The search for a new state engineer has been ongoing since the transition team convened in December, but Gov. Michelle Lujan Grisham has yet to say who will carry out her policy as the state’s top water boss. But Lujan Grisham’s Communications Director Tripp Stelnicki said Friday a candidate is in place and an announcement, forthcoming. “I would say that if it’s not the toughest, it’s absolutely one of the toughest positions across state government to fill simply because of the expertise needed and the level of nuance,” Stelnicki said. Candidates must be registered professional engineers and also have “an understanding of these deeply-entrenched issues that go back decades, centuries—that are even older than the state,” Stelnicki said.
In his first 10 days in office, Trump signed an executive order that required all his political hires to sign a pledge. On its face, it’s straightforward and ironclad: When Trump officials leave government employment, they agree not to lobby the agencies they worked in for five years. They also can’t lobby anyone in the White House or political appointees across federal agencies for the duration of the Trump administration. And they can’t perform “lobbying activities,” or things that would help other lobbyists, including setting up meetings or providing background research. Violating the pledge exposes former officials to fines and extended or even permanent bans on lobbying.
When it comes to legalizing cannabis for recreational use, those responsible for running state government have a warning for lawmakers: Not so fast. The proposed legislation calls for the state to begin licensing retailers as soon as January 2020. But the state Taxation and Revenue Department has told lawmakers the deadline is unfeasible and asked that they push it back to 2021. The change would shove further into the future the day when New Mexicans who are 21 and older could freely buy cannabis from retailers. And that’s if House Bill 356 even passes this year, which may be a long shot, as the 60-day legislative session is in its final month and some Democratic senators remain opposed.
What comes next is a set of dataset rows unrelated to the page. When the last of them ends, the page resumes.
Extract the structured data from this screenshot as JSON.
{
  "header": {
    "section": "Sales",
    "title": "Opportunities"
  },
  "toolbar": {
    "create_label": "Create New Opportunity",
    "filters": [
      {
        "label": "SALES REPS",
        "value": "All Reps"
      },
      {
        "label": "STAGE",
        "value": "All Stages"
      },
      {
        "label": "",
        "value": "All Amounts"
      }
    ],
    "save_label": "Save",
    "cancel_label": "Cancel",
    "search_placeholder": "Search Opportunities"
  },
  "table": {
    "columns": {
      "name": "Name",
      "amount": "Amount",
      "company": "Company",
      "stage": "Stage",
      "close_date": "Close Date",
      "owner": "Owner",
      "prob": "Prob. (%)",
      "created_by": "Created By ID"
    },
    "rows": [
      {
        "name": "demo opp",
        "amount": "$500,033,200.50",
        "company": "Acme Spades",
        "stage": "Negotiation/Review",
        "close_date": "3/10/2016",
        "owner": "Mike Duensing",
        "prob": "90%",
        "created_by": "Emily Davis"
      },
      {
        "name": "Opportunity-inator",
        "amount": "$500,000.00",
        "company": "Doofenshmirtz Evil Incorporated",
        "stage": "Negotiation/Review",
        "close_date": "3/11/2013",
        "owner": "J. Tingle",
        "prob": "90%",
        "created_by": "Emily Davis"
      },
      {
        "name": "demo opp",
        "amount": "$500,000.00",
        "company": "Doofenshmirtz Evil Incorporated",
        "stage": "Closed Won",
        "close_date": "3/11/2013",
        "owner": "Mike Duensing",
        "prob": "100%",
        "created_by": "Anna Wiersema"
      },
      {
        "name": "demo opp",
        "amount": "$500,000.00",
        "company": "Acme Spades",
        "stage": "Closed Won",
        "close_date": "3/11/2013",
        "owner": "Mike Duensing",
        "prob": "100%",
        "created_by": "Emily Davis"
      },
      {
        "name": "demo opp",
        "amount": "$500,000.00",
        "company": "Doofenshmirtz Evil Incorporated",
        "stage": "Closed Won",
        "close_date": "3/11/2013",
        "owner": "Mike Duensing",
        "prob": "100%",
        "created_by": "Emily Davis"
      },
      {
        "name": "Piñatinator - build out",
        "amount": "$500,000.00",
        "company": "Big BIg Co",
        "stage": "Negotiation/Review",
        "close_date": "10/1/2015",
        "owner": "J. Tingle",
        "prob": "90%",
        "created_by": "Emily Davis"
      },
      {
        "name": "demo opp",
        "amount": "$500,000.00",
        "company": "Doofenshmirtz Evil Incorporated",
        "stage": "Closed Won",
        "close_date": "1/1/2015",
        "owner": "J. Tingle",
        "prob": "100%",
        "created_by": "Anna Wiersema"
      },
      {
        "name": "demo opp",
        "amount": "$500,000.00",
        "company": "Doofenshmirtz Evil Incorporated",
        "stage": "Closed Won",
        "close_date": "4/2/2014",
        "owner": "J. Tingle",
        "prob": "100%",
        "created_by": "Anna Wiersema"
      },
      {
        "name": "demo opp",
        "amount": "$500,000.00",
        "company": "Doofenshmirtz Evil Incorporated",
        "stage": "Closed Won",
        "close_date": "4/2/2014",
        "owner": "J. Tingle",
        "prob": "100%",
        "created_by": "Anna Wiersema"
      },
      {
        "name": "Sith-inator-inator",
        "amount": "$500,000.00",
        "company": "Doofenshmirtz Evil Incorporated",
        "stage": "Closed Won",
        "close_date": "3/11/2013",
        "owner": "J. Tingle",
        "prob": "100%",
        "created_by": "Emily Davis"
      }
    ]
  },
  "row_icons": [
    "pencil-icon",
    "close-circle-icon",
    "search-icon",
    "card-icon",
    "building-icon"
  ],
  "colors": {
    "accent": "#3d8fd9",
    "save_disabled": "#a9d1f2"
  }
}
A handful of Democrats joined with Republicans at the Legislature on Friday to quash a bill that would have allowed the state to charge higher royalty rates on some oil and gas production. The first committee hearing for House Bill 398 turned into a showdown between New Mexico’s influential oil industry and a newly elected Democratic land commissioner who came to office pledging to collect a greater share of revenue from oil produced on the millions of acres her office controls. Land Commissioner Stephanie Garcia Richard argued that raising royalty rates is strictly good business for a state rich in oil and gas but that has one of the highest rates of poverty in the country. But the oil and gas industry countered that it already generates a large share of the funds for New Mexico’s government through taxes and royalties. Raising royalty rates, representatives from the industry argued, would drive away business and ultimately hurt the state.
If former New York Court of Appeals Chief Judge Sol Watchler was right about grand juries and ham sandwiches, the Bernalillo County Metropolitan Court might see more cold cuts.
House Bill 19, sponsored by Rep. Dayan Hochman-Vigil, D-Albuquerque, would allow the Bernalillo County Metropolitan Court to convene grand juries, which are currently only held in state and federal district courts. The proposal, Hochman-Vigil said, is “an administrative clean-up measure.”
The Albuquerque lawyer added that some cases involving grand juries currently go back and forth between Metro and state District Courts and her bill would allow for more autonomy, particularly in Metro Court. “This allows for Metro Court to have better control over their own caseload and allows them flexibility to run these cases in the best, most efficient, manner they see possible,” Hochman-Vigil said. Felony cases in Bernalillo County sometimes start in Metro Court, but go to District Court if prosecutors decide to use a grand jury.
The state Senate narrowly approved a bill Thursday that would require just about anyone buying a firearm to undergo a background check. This legislation has been a priority for gun control advocates, but all 16 Republicans and four Democrats in the Senate said it would not prevent the sort of mass shootings that have spurred calls for such laws. Scheduled for the first anniversary of a school shooting in Parkland, Fla., that left 17 people dead, the Senate’s vote was the biggest test yet for gun control during this legislative session. Majority Democrats won the day on a 22-20 vote. Senate Bill 8 now heads to the state House of Representatives, which already has passed a law on background checks this year and might approve this measure.